People who love you will feel uncomfortable asking you how you are. They still care; they just don’t know how to ask you about it or how to show their love for you best in this time. Processing through death will be hard, and you might experience emotions you weren't expecting. Peace is normal. Confusion is normal. Denial is normal. Anger is normal. It's okay to feel angry at God for taking them away from you. It's okay to be angry at them for leaving you. In my time of deep despair and confusion when I was feeling the need to be put together, I opened up about the uneasy feeling of being angry at God and at Kayla. My pastor looked at me and said "I'd be more worried if you weren't angry" and it brought me to a deeper sense of understanding and it led me to giving grace to myself. It's okay to experience hard emotions!
God might expose fears or chains that you never even knew you had. He did this for me in my time of mourning; He broke open every piece of vulnerability and strength I had which ultimately led to unbelievable growth.
Losing someone for the first time, especially young, will open up a new found actualization of what death is. It will no longer feel like a far off concept. It will feel serious and realer than ever before. Don't dwell on your last interaction with them or the last words that were spoken before their death. That conversation doesn't define the entirety of your relationship.
Talk to people about the memories you shared with them. Invite the people surrounding you to understand a glimpse of who they were. Lucky for me, Kayla made silly videos and vlogs that anyone and everyone can watch for the full effect of who she was. Have a select few people who can act as a support system for you. Make sure you can call them or talk to them whenever you feel the need to talk about their life or when you are experiencing extra hard emotions. Let them walk alongside you and help you navigate through these rough times.

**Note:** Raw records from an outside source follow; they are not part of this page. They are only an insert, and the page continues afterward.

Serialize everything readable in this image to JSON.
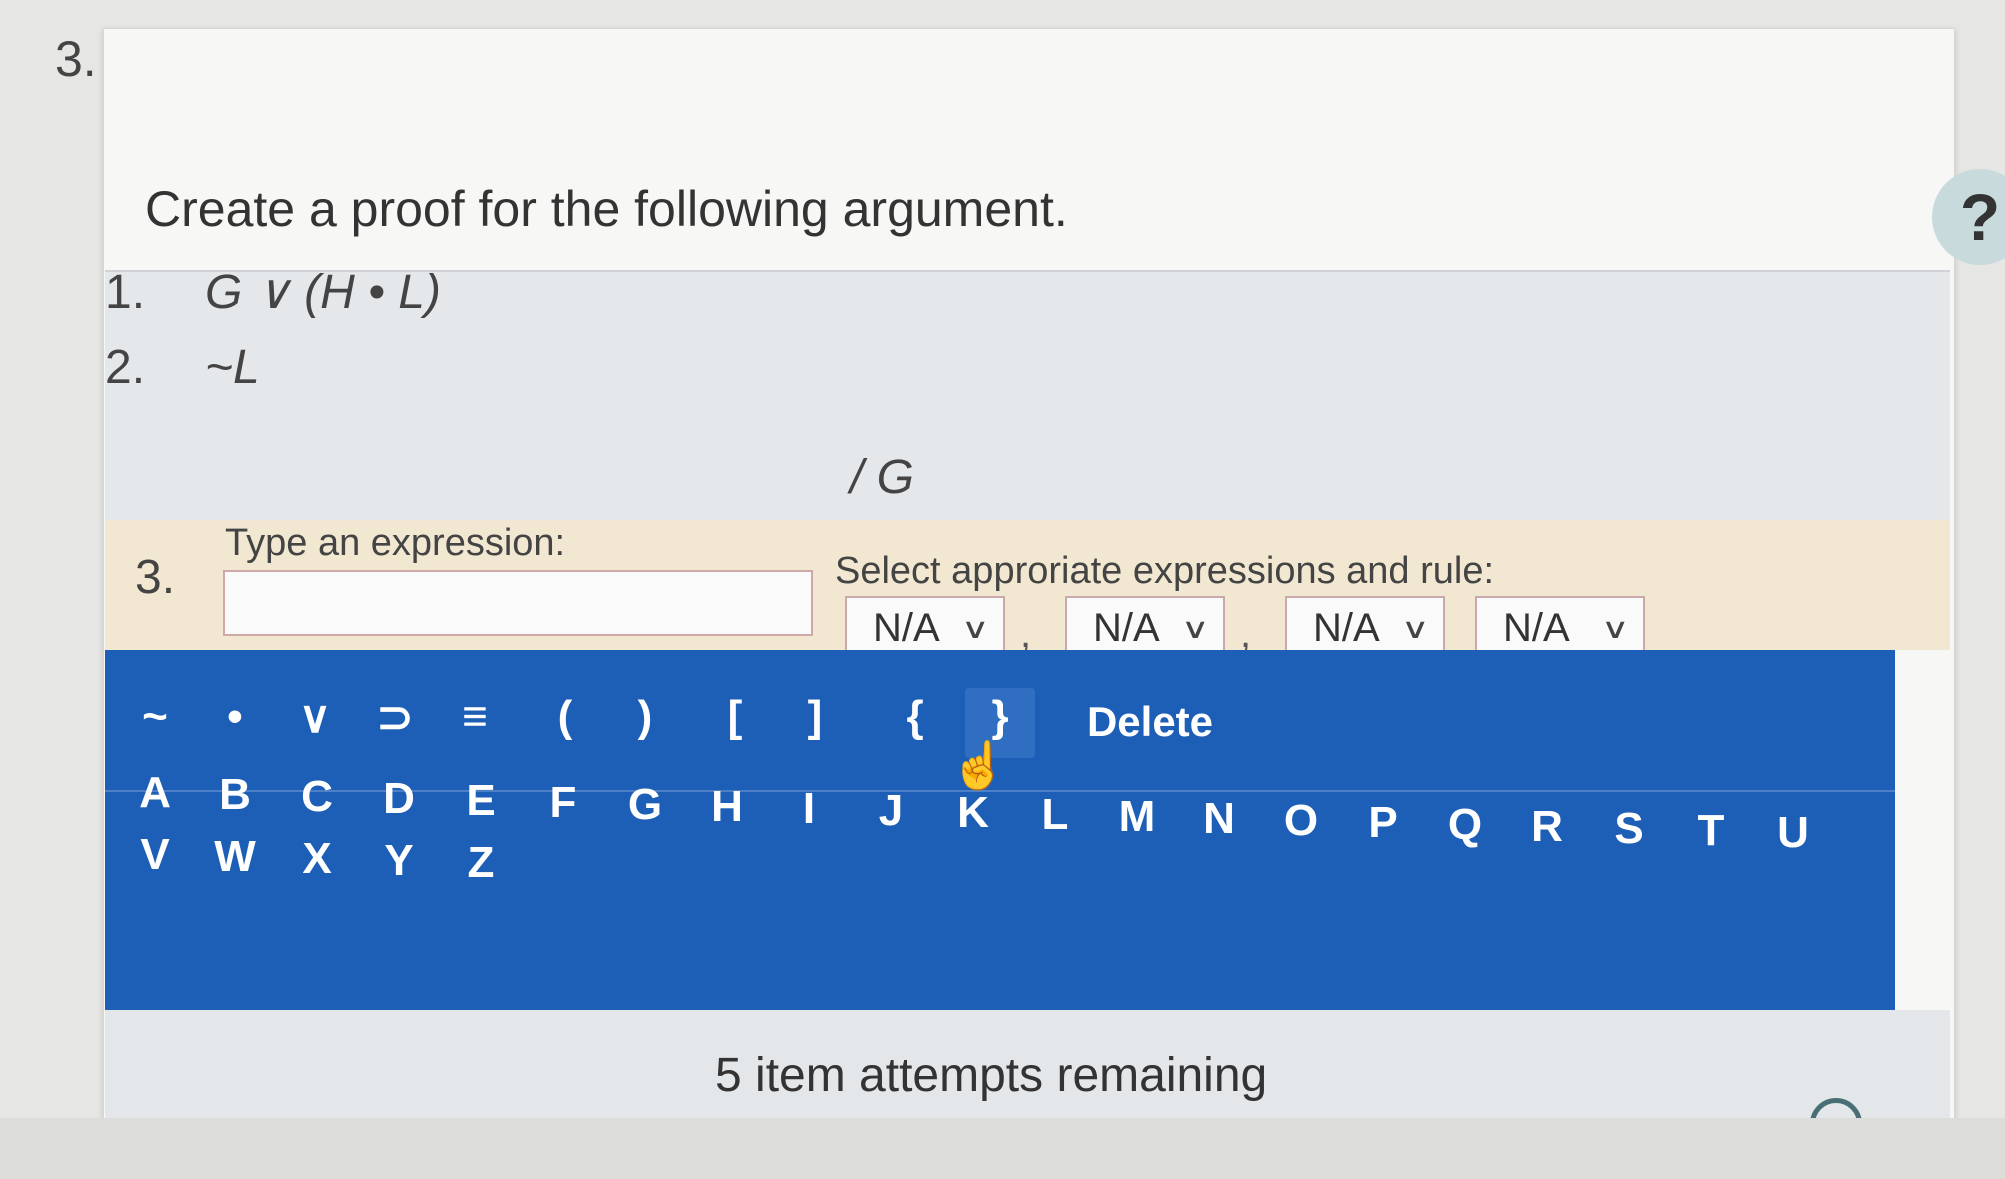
{
  "question_number": "3.",
  "prompt": "Create a proof for the following argument.",
  "help_label": "?",
  "premises": [
    {
      "number": "1.",
      "expression": "G ∨ (H • L)"
    },
    {
      "number": "2.",
      "expression": "~L"
    }
  ],
  "conclusion": "/ G",
  "input_line": {
    "number": "3.",
    "expression_label": "Type an expression:",
    "expression_value": "",
    "rule_label": "Select approriate expressions and rule:",
    "selects": [
      "N/A",
      "N/A",
      "N/A",
      "N/A"
    ],
    "separator": ","
  },
  "keyboard": {
    "symbols": [
      "~",
      "•",
      "∨",
      "⊃",
      "≡",
      "(",
      ")",
      "[",
      "]",
      "{",
      "}"
    ],
    "delete_label": "Delete",
    "letters_row1": [
      "A",
      "B",
      "C",
      "D",
      "E",
      "F",
      "G",
      "H",
      "I",
      "J",
      "K",
      "L",
      "M",
      "N",
      "O",
      "P",
      "Q",
      "R",
      "S",
      "T",
      "U"
    ],
    "letters_row2": [
      "V",
      "W",
      "X",
      "Y",
      "Z"
    ]
  },
  "attempts_text": "5 item attempts remaining",
  "colors": {
    "keyboard_bg": "#1d5fb6",
    "input_row_bg": "#f2e8d2",
    "premises_bg": "#e5e8eb",
    "help_bg": "#c8dadb"
  },
  "icons": {
    "cursor": "hand-pointer-icon",
    "dropdown": "chevron-down-icon",
    "status": "circle-icon"
  }
}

If you like to write, keep a journal solely dedicated to memories of them and little things you remember about their personality or silly little things they loved. Fill it with letters to them and create a redemption list of people who were brought to Christ through their life and their story. Someone I look up to helped me create one for Kayla and I can't even explain how much it means to me.
Lastly, remember to celebrate their life and be grateful for the time you got to spend with them on this earth, whether it was weeks or months or years. They wouldn't want you to be sad because they are experiencing so much more beauty than we can see from down here.